[App and web page records]
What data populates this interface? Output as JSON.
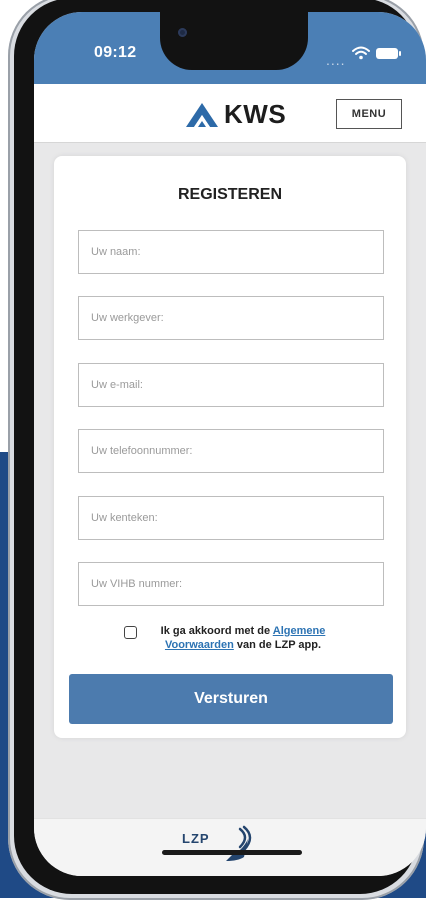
{
  "status_bar": {
    "time": "09:12",
    "signal": "...."
  },
  "header": {
    "brand": "KWS",
    "menu_label": "MENU"
  },
  "form": {
    "title": "REGISTEREN",
    "fields": [
      {
        "placeholder": "Uw naam:",
        "value": ""
      },
      {
        "placeholder": "Uw werkgever:",
        "value": ""
      },
      {
        "placeholder": "Uw e-mail:",
        "value": ""
      },
      {
        "placeholder": "Uw telefoonnummer:",
        "value": ""
      },
      {
        "placeholder": "Uw kenteken:",
        "value": ""
      },
      {
        "placeholder": "Uw VIHB nummer:",
        "value": ""
      }
    ],
    "agree_prefix": "Ik ga akkoord met de",
    "agree_link": "Algemene Voorwaarden",
    "agree_suffix": "van de LZP app.",
    "agree_checked": false,
    "submit_label": "Versturen"
  },
  "footer": {
    "logo_text": "LZP"
  },
  "colors": {
    "status_bar": "#4b7fb5",
    "button": "#4c7bae",
    "link": "#2c73b3",
    "background_accent": "#1f4a86"
  }
}
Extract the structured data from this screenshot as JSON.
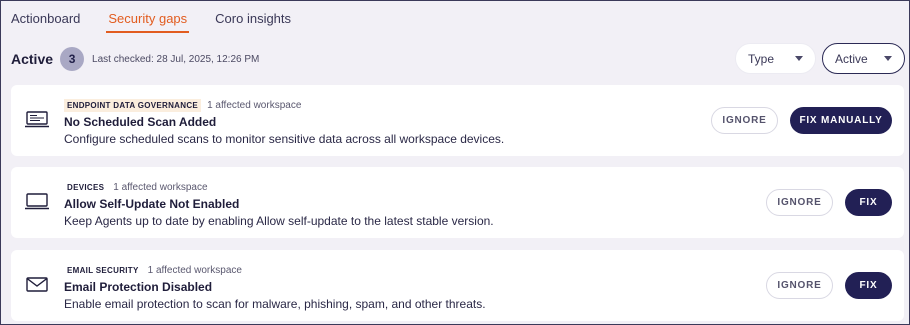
{
  "tabs": [
    {
      "label": "Actionboard",
      "active": false
    },
    {
      "label": "Security gaps",
      "active": true
    },
    {
      "label": "Coro insights",
      "active": false
    }
  ],
  "status": {
    "label": "Active",
    "count": "3",
    "last_checked": "Last checked: 28 Jul, 2025, 12:26 PM"
  },
  "filters": {
    "type_label": "Type",
    "status_label": "Active"
  },
  "cards": [
    {
      "icon": "laptop-data-icon",
      "category": "ENDPOINT DATA GOVERNANCE",
      "affected": "1 affected workspace",
      "title": "No Scheduled Scan Added",
      "description": "Configure scheduled scans to monitor sensitive data across all workspace devices.",
      "ignore_label": "IGNORE",
      "fix_label": "FIX MANUALLY"
    },
    {
      "icon": "laptop-icon",
      "category": "DEVICES",
      "affected": "1 affected workspace",
      "title": "Allow Self-Update Not Enabled",
      "description": "Keep Agents up to date by enabling Allow self-update to the latest stable version.",
      "ignore_label": "IGNORE",
      "fix_label": "FIX"
    },
    {
      "icon": "envelope-icon",
      "category": "EMAIL SECURITY",
      "affected": "1 affected workspace",
      "title": "Email Protection Disabled",
      "description": "Enable email protection to scan for malware, phishing, spam, and other threats.",
      "ignore_label": "IGNORE",
      "fix_label": "FIX"
    }
  ],
  "colors": {
    "accent": "#e25c1f",
    "primary_button": "#222055",
    "background": "#f2f0f6"
  }
}
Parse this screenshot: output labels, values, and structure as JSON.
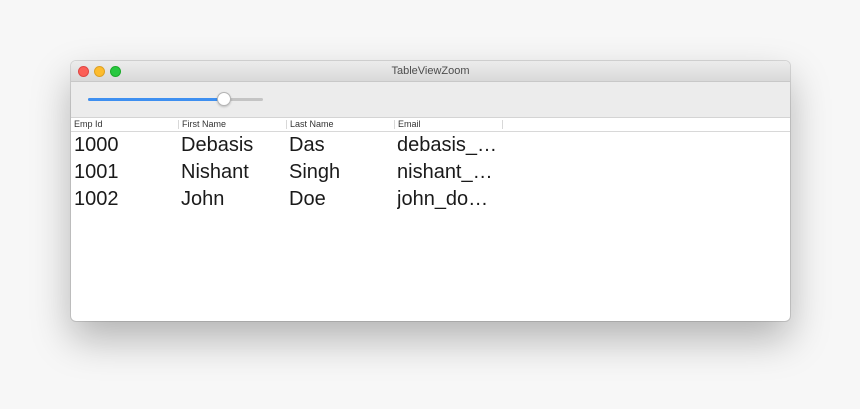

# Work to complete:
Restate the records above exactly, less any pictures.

# Solution to this exercise:
What data populates this interface? Output as JSON.
{
  "status_bar": {
    "time": "09:12",
    "signal": "...."
  },
  "header": {
    "brand": "KWS",
    "menu_label": "MENU"
  },
  "form": {
    "title": "REGISTEREN",
    "fields": [
      {
        "placeholder": "Uw naam:",
        "value": ""
      },
      {
        "placeholder": "Uw werkgever:",
        "value": ""
      },
      {
        "placeholder": "Uw e-mail:",
        "value": ""
      },
      {
        "placeholder": "Uw telefoonnummer:",
        "value": ""
      },
      {
        "placeholder": "Uw kenteken:",
        "value": ""
      },
      {
        "placeholder": "Uw VIHB nummer:",
        "value": ""
      }
    ],
    "agree_prefix": "Ik ga akkoord met de",
    "agree_link": "Algemene Voorwaarden",
    "agree_suffix": "van de LZP app.",
    "agree_checked": false,
    "submit_label": "Versturen"
  },
  "footer": {
    "logo_text": "LZP"
  },
  "colors": {
    "status_bar": "#4b7fb5",
    "button": "#4c7bae",
    "link": "#2c73b3",
    "background_accent": "#1f4a86"
  }
}
Extract the structured data from this screenshot as JSON.
{
  "tabs": [
    {
      "label": "Actionboard",
      "active": false
    },
    {
      "label": "Security gaps",
      "active": true
    },
    {
      "label": "Coro insights",
      "active": false
    }
  ],
  "status": {
    "label": "Active",
    "count": "3",
    "last_checked": "Last checked: 28 Jul, 2025, 12:26 PM"
  },
  "filters": {
    "type_label": "Type",
    "status_label": "Active"
  },
  "cards": [
    {
      "icon": "laptop-data-icon",
      "category": "ENDPOINT DATA GOVERNANCE",
      "affected": "1 affected workspace",
      "title": "No Scheduled Scan Added",
      "description": "Configure scheduled scans to monitor sensitive data across all workspace devices.",
      "ignore_label": "IGNORE",
      "fix_label": "FIX MANUALLY"
    },
    {
      "icon": "laptop-icon",
      "category": "DEVICES",
      "affected": "1 affected workspace",
      "title": "Allow Self-Update Not Enabled",
      "description": "Keep Agents up to date by enabling Allow self-update to the latest stable version.",
      "ignore_label": "IGNORE",
      "fix_label": "FIX"
    },
    {
      "icon": "envelope-icon",
      "category": "EMAIL SECURITY",
      "affected": "1 affected workspace",
      "title": "Email Protection Disabled",
      "description": "Enable email protection to scan for malware, phishing, spam, and other threats.",
      "ignore_label": "IGNORE",
      "fix_label": "FIX"
    }
  ],
  "colors": {
    "accent": "#e25c1f",
    "primary_button": "#222055",
    "background": "#f2f0f6"
  }
}
Parse this screenshot: output labels, values, and structure as JSON.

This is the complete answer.